===== Material for this task =====
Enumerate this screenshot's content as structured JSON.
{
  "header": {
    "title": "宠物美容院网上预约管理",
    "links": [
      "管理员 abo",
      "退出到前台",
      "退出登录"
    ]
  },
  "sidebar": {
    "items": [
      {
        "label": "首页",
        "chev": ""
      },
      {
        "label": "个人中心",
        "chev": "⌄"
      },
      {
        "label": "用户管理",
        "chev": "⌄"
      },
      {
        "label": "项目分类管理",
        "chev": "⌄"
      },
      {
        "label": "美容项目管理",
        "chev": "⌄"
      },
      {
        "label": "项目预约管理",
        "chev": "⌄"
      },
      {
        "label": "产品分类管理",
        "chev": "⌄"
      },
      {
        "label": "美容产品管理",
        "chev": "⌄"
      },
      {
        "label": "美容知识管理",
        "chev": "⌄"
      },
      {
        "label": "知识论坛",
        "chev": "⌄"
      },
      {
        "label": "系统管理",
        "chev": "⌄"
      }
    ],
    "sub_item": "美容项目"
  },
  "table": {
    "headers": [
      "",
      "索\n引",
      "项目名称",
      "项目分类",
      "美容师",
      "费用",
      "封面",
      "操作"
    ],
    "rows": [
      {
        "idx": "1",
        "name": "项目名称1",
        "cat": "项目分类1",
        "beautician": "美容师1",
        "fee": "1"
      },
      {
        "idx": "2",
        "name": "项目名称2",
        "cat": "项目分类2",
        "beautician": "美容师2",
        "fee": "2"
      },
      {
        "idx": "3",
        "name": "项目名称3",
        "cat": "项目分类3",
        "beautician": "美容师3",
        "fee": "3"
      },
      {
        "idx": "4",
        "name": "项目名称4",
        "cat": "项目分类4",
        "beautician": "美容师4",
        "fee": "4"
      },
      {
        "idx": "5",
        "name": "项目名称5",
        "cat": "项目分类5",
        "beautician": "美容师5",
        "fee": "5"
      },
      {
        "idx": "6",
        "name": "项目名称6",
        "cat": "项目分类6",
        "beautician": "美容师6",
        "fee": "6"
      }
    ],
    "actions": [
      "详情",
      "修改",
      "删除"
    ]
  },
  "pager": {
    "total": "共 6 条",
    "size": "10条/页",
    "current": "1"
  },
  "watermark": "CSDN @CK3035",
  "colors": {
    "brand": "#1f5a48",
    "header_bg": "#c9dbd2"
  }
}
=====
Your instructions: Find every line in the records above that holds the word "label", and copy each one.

Answer for this exercise:
        "label": "首页",
        "label": "个人中心",
        "label": "用户管理",
        "label": "项目分类管理",
        "label": "美容项目管理",
        "label": "项目预约管理",
        "label": "产品分类管理",
        "label": "美容产品管理",
        "label": "美容知识管理",
        "label": "知识论坛",
        "label": "系统管理",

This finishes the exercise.